The emergency operations center is planned for the top level and will have access to state-of-the-art software. Public agencies, utilities and others will be called into the center, depending on the size of the disaster, to coordinate efforts.

From there, they could remotely survey disaster scenes, monitor any traffic backups, quickly determine how many people are in danger (with mapping software) if the disaster involves air-borne pollutants, flooding or other events, and make decisions on evacuations and shelters.

That information would be quickly relayed to responders.

"What we're trying to do is not only have the ability to communicate, but certainly operate more effectively," said Mel Kaku, executive director of the Department of Transportation Services, which is overseeing the project. "In an emergency, it will be the hub of all our activity."

MODELED AFTER OTHERS

Officials say the Alapa'i facility is modeled after similar emergency operating centers in Dallas, Los Angeles and other large cities.

Raymond Rivas, emergency management specialist at the Dallas operating center, said more and more cities are finding it vital to get key agency officials in the same room during disasters.

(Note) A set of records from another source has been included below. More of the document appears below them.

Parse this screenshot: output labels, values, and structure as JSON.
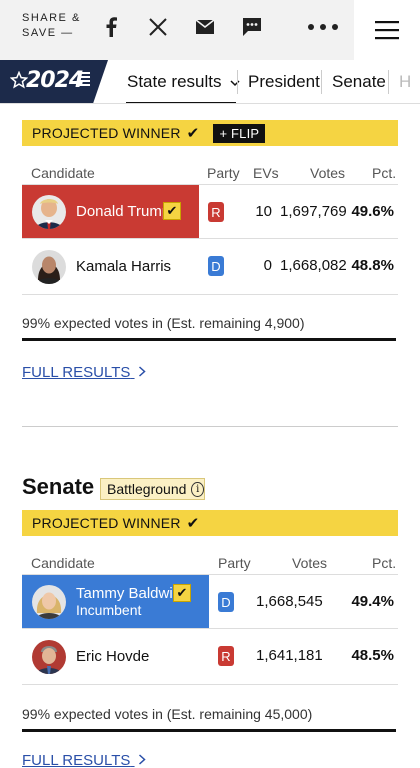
{
  "topbar": {
    "share_label": "SHARE &\nSAVE —",
    "icons": [
      "facebook-icon",
      "x-icon",
      "mail-icon",
      "comment-icon",
      "more-icon",
      "menu-icon"
    ]
  },
  "nav": {
    "logo_text": "2024",
    "items": [
      "State results",
      "President",
      "Senate",
      "H"
    ]
  },
  "president": {
    "banner_label": "PROJECTED WINNER",
    "flip_label": "+ FLIP",
    "headers": {
      "candidate": "Candidate",
      "party": "Party",
      "evs": "EVs",
      "votes": "Votes",
      "pct": "Pct."
    },
    "rows": [
      {
        "name": "Donald Trump",
        "party": "R",
        "evs": "10",
        "votes": "1,697,769",
        "pct": "49.6%"
      },
      {
        "name": "Kamala Harris",
        "party": "D",
        "evs": "0",
        "votes": "1,668,082",
        "pct": "48.8%"
      }
    ],
    "note": "99% expected votes in (Est. remaining 4,900)",
    "full_results": "FULL RESULTS"
  },
  "senate": {
    "title": "Senate",
    "tag": "Battleground",
    "banner_label": "PROJECTED WINNER",
    "headers": {
      "candidate": "Candidate",
      "party": "Party",
      "votes": "Votes",
      "pct": "Pct."
    },
    "rows": [
      {
        "name": "Tammy Baldwin",
        "sub": "Incumbent",
        "party": "D",
        "votes": "1,668,545",
        "pct": "49.4%"
      },
      {
        "name": "Eric Hovde",
        "party": "R",
        "votes": "1,641,181",
        "pct": "48.5%"
      }
    ],
    "note": "99% expected votes in (Est. remaining 45,000)",
    "full_results": "FULL RESULTS"
  },
  "colors": {
    "republican": "#c93a33",
    "democrat": "#3a7bd5",
    "winner_yellow": "#f5d442",
    "navy": "#1c2a4a"
  }
}
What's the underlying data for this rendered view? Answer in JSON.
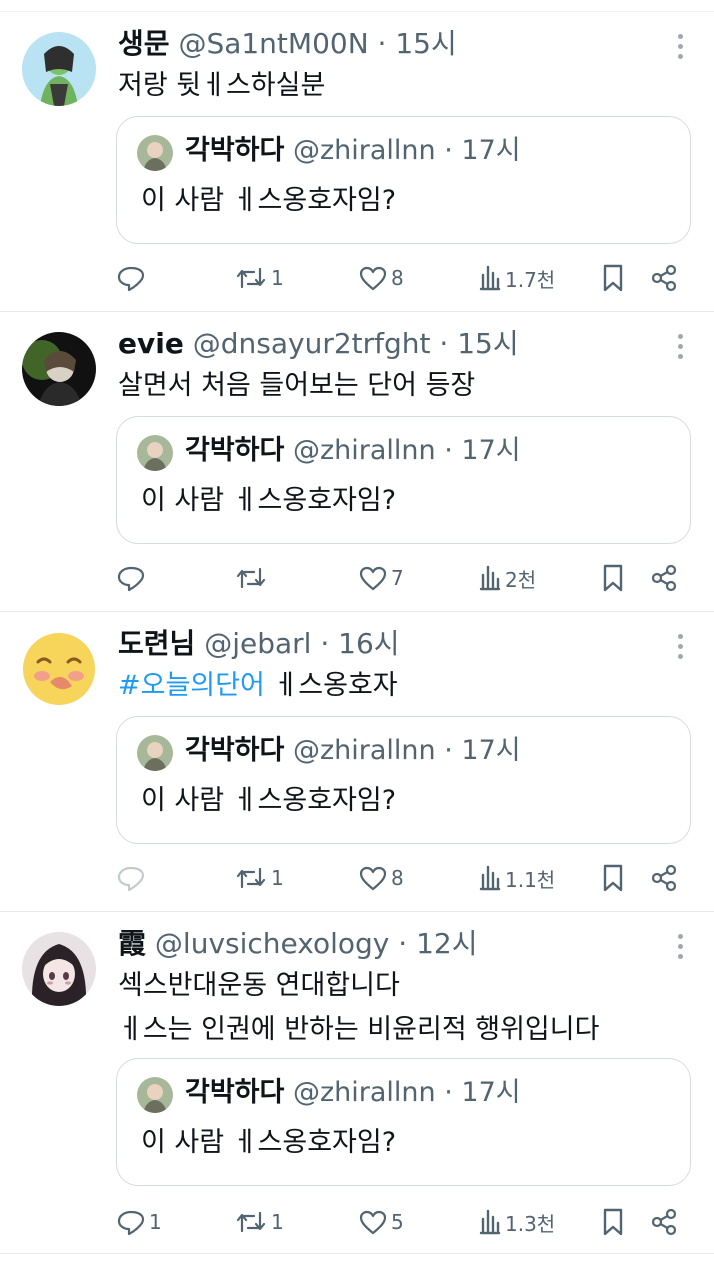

The Dallas center dates to the 1970s, though it recently underwent a major renovation.

"The job of the EOC (emergency operating center) is to assist the field responders to make sure they have resources and staffing to take care of a disaster," Rivas said.

"The job of the EOC is also to look at the global aspects of the disaster" which means considering everything from how a crisis will disrupt commutes to how it will affect the short- and long-term economy.

The Dallas center kicked into crisis mode just last month when a fire at a manufacturing plant spurred a chain reaction of exploding acetylene gas tanks. The explosions injured three, rocked buildings blocks away and forced a nearly 11-hour closure of two major interstate highways.

Rivas said officials at the EOC worked fast to determine the scope of the crisis, looking at the impact of closing those thoroughfares on commutes, analyzing mapping data to determine how many people would need to be evacuated and getting equipment to responders on the ground. There was even consideration of how the highway closures would affect businesses.

Rivas said the center is designed to anticipate what first responders will need next and how the crisis will play out over the course of hours or even days.

"It brings all the major players face to face, and that can really be a lifesaver," he said. "When you're talking about a complex disaster, it's that collaboration of all the people in the EOC that really makes it important."

The majority of the funding for the Honolulu project will come from the city. Officials are also counting on about $35 million in federal funds.

The project coincides with a plan to increase the inventory of traffic cameras surveying O'ahu roadways. There about 154 traffic cameras on O'ahu, and officials want to put up an additional 200 over the next few years.

The new facility will be built at the site of the Alapa'i city bus terminal. In addition to the emergency operations building, the city wants to build a $5.5 million transit center on the parcel.

The site will be the terminus for all express city buses and will have five bus shelters for passengers, a bus staging area and public bathrooms.

Reach Mary Vorsino at mvorsino@honoluluadvertiser.com.